This is a long introduction, but I need to provide a bit of background before I get around to my main point. If you know me, you know I like to read. I come by it honestly—my mom was a librarian, and I was indoctrinated at an early age. I don’t watch TV, I rarely go to movies, but I read several books a week. In high school, I exhausted the entire Orange County (California) library system, reading every single science fiction and fantasy book they owned. Heinlein, Asimov, Anne McCaffrey, Niven, Arthur C. Clark, LeGuin… the list is long and I’ve enjoyed them all.
Does God Always Answer Prayer?
I believe that God always answers our prayers—the Bible is full of examples, plus we have verses such as Matthew 21:22: “If you believe, you will receive whatever you ask for in prayer.”
Yet, for many of us, our life experience tells us otherwise. Does that mean God lied? Is the Bible untrustworthy? Or, perhaps, is it our lack of understanding that’s causing the problem?
Many years ago, Pete and I dreamed of moving to someplace less urban than the middle of Silicon Valley. We were tired of the traffic, fed up with the smog, and yearning for a simpler lifestyle. We prayed, and it seemed as if God was saying yes, get ready, you’re going to move. Great! We’ve always enjoyed the northwest, so Pete spent several months investigating jobs in the Seattle area. Things looked positive, but then the doors started slamming shut. We were so confused. Hadn’t God given us the go-ahead? Had He changed His mind?
Waiting for Direction?
“God, what do you want me to do now?” It seems I’ve asked that same question over and over as I’ve lived my life. Years ago, I was a new grad, the ink on my degree barely dry. Suddenly I was faced with a major decision—what should I do with my education? It was tempting to apply to grad school, sticking with what I knew. On the other hand, I was so tired of school! Maybe I should look for a job. Unfortunately, my degree was one of those lacking a clear career path. I spent hours praying, lost in a sea of choices.

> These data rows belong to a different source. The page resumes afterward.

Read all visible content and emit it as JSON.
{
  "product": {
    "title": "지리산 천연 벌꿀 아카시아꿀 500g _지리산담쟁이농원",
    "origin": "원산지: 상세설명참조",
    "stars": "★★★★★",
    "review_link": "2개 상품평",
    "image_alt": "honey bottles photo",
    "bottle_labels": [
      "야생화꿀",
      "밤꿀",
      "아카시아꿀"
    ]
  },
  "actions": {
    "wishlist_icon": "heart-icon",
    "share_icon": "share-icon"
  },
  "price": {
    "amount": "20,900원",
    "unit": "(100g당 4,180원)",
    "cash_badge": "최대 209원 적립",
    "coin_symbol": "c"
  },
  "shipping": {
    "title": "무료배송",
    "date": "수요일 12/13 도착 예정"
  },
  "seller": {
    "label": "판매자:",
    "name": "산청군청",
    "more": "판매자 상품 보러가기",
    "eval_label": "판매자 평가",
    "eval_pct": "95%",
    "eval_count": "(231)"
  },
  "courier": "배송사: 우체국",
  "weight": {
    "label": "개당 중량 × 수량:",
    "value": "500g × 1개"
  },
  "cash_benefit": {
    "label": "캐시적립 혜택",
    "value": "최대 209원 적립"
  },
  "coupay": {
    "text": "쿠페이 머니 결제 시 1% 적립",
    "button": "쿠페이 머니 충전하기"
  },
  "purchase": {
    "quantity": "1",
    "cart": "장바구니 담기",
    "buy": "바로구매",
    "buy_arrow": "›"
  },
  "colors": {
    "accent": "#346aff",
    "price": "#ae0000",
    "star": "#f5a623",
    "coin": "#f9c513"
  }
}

“You can’t steer a ship that isn’t moving.” One of our pastors mentioned it again last Sunday, “God can’t direct you if you aren’t already moving.” We’ve all heard this admonition so many times. We assume it’s true. Isn’t it in the Bible somewhere?
Our culture has a thing about keeping busy. If we aren’t doing something every minute of every day, we worry that we’re wasting our lives. We aren’t being significant. We aren’t making a difference. And of course, everybody wants their lives to count for something that matters.
According to twice-wrong Harold Camping’s most recent prediction, the world will end on October 21, 2011.
If that isn’t a good day for you, how about October 16? I was recently alerted (by a caring friend who was quite serious about this) to the impending destruction of the earth by a small, nondescript assemblage of ice and dirt that is currently heading for the core of the solar system. That’s right. On October 16, 2011, on its way out to space again, the comet Elenin will pass by Earth at a distance of “only” 21 million miles. (By comparison, Venus is 23.7 million miles away.)
How to Make Yourself Miserable
I have a friend who’s been pretty miserable lately. This is someone I care a lot about, and I’ve been praying for her daily. As sometimes happens when we pray for someone, I’ve gained some insight into her situation. Perhaps the Spirit told me directly, perhaps I simply recognized a situation that’s all too familiar. Either way, it’s clear to me that she’s running from God.
Mind you, my friend is a Bible-believing Christian. That’s not the issue. Rather, God has asked her for something that she’s unwilling to give Him. Never mind that it would greatly benefit her to do so. Never mind that God will take better care of it than she ever could. Giving up something that is a deep part of ourselves is never easy.
What do you want to be when you grow up?
“What do you want to be when you grow up?”
How many times were we asked that as kids? And how many kids announce that they want to be a “nobody” when they become adults? We want to be astronauts, firefighters and doctors, or perhaps president. In many Christian families, the goal is more spiritual: pastor or missionary. The bottom line is, everyone wants to be significant.
I was raised with the message that “I could be anything I wanted” when I grew up. Of course that’s ridiculous. I’m such a klutz, I fell off my stool in art class in 8th grade (and the social fail of it obviously scarred me for life). Clearly, I wasn’t going to be a professional athlete… or a whole host of other things.